> Work task:
Line by line, output the material without altering anything.

> Task data:
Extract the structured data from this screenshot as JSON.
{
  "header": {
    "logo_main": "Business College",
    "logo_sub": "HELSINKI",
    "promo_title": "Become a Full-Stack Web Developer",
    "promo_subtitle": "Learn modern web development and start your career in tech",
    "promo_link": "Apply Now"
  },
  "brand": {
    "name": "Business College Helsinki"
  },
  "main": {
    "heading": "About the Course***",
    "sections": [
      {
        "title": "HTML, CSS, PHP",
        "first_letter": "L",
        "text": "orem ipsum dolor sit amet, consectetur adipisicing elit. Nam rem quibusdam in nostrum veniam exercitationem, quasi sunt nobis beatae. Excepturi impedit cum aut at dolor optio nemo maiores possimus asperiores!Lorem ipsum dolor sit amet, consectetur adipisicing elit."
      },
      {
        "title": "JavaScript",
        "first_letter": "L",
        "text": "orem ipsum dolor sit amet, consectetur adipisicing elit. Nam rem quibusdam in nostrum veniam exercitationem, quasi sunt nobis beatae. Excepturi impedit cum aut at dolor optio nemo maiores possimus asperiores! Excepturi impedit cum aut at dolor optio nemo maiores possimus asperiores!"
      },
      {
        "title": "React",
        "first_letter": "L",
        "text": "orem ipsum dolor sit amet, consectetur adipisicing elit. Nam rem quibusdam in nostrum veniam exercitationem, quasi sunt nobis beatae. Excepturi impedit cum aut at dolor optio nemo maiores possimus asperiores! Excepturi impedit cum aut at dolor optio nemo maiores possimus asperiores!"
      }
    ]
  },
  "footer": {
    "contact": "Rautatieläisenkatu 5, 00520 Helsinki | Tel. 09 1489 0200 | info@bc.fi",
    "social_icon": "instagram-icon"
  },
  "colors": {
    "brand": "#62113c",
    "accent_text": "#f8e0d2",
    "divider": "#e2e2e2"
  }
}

> Result:
Extract the structured data from this screenshot as JSON.
{
  "header": {
    "logo_main": "Business College",
    "logo_sub": "HELSINKI",
    "promo_title": "Become a Full-Stack Web Developer",
    "promo_subtitle": "Learn modern web development and start your career in tech",
    "promo_link": "Apply Now"
  },
  "brand": {
    "name": "Business College Helsinki"
  },
  "main": {
    "heading": "About the Course***",
    "sections": [
      {
        "title": "HTML, CSS, PHP",
        "first_letter": "L",
        "text": "orem ipsum dolor sit amet, consectetur adipisicing elit. Nam rem quibusdam in nostrum veniam exercitationem, quasi sunt nobis beatae. Excepturi impedit cum aut at dolor optio nemo maiores possimus asperiores!Lorem ipsum dolor sit amet, consectetur adipisicing elit."
      },
      {
        "title": "JavaScript",
        "first_letter": "L",
        "text": "orem ipsum dolor sit amet, consectetur adipisicing elit. Nam rem quibusdam in nostrum veniam exercitationem, quasi sunt nobis beatae. Excepturi impedit cum aut at dolor optio nemo maiores possimus asperiores! Excepturi impedit cum aut at dolor optio nemo maiores possimus asperiores!"
      },
      {
        "title": "React",
        "first_letter": "L",
        "text": "orem ipsum dolor sit amet, consectetur adipisicing elit. Nam rem quibusdam in nostrum veniam exercitationem, quasi sunt nobis beatae. Excepturi impedit cum aut at dolor optio nemo maiores possimus asperiores! Excepturi impedit cum aut at dolor optio nemo maiores possimus asperiores!"
      }
    ]
  },
  "footer": {
    "contact": "Rautatieläisenkatu 5, 00520 Helsinki | Tel. 09 1489 0200 | info@bc.fi",
    "social_icon": "instagram-icon"
  },
  "colors": {
    "brand": "#62113c",
    "accent_text": "#f8e0d2",
    "divider": "#e2e2e2"
  }
}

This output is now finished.